Data shown:

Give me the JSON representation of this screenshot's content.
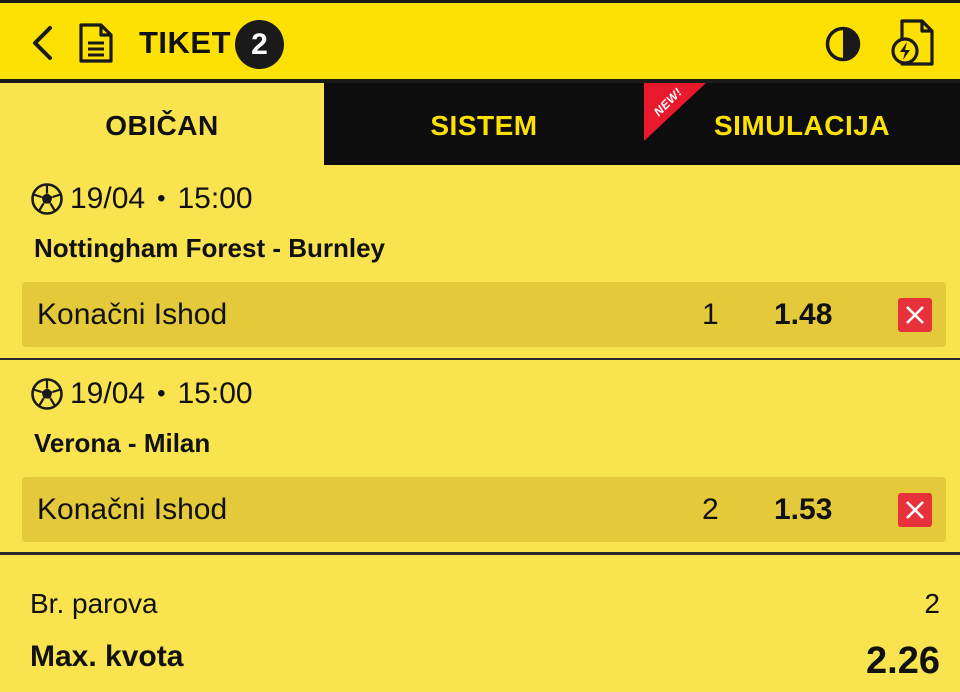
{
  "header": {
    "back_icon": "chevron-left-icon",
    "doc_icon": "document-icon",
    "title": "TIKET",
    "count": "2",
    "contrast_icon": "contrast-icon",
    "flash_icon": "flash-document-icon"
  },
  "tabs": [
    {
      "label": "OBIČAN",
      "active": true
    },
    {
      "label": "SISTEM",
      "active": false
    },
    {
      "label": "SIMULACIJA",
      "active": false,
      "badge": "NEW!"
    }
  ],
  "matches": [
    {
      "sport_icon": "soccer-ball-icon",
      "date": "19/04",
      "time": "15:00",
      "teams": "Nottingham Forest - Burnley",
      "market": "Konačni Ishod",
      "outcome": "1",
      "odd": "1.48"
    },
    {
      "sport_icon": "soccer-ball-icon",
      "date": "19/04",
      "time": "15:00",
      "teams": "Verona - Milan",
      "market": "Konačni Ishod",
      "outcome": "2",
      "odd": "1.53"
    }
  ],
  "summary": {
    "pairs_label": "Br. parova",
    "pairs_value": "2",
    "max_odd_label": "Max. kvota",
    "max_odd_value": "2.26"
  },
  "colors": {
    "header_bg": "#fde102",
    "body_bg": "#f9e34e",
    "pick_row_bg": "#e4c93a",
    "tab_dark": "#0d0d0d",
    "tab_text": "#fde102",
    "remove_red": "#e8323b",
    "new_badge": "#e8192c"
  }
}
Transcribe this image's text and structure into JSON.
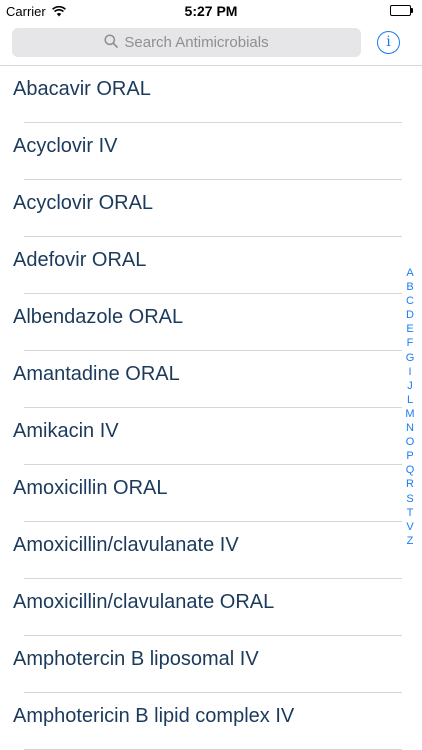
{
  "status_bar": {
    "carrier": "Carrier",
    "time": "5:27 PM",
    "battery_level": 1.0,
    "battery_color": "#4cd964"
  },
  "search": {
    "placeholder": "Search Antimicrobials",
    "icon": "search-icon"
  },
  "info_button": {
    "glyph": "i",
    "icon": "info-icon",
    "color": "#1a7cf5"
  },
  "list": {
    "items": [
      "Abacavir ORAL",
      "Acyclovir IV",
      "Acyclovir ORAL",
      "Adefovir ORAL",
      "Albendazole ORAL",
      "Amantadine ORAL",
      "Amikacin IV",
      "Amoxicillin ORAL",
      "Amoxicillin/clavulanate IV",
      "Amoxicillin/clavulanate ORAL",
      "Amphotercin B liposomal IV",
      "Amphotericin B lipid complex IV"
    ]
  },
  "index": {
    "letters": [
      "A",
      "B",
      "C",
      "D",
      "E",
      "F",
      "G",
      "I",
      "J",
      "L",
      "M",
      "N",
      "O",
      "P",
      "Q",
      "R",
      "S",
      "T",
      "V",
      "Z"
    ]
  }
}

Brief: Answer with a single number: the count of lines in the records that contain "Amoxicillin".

Your solution: 3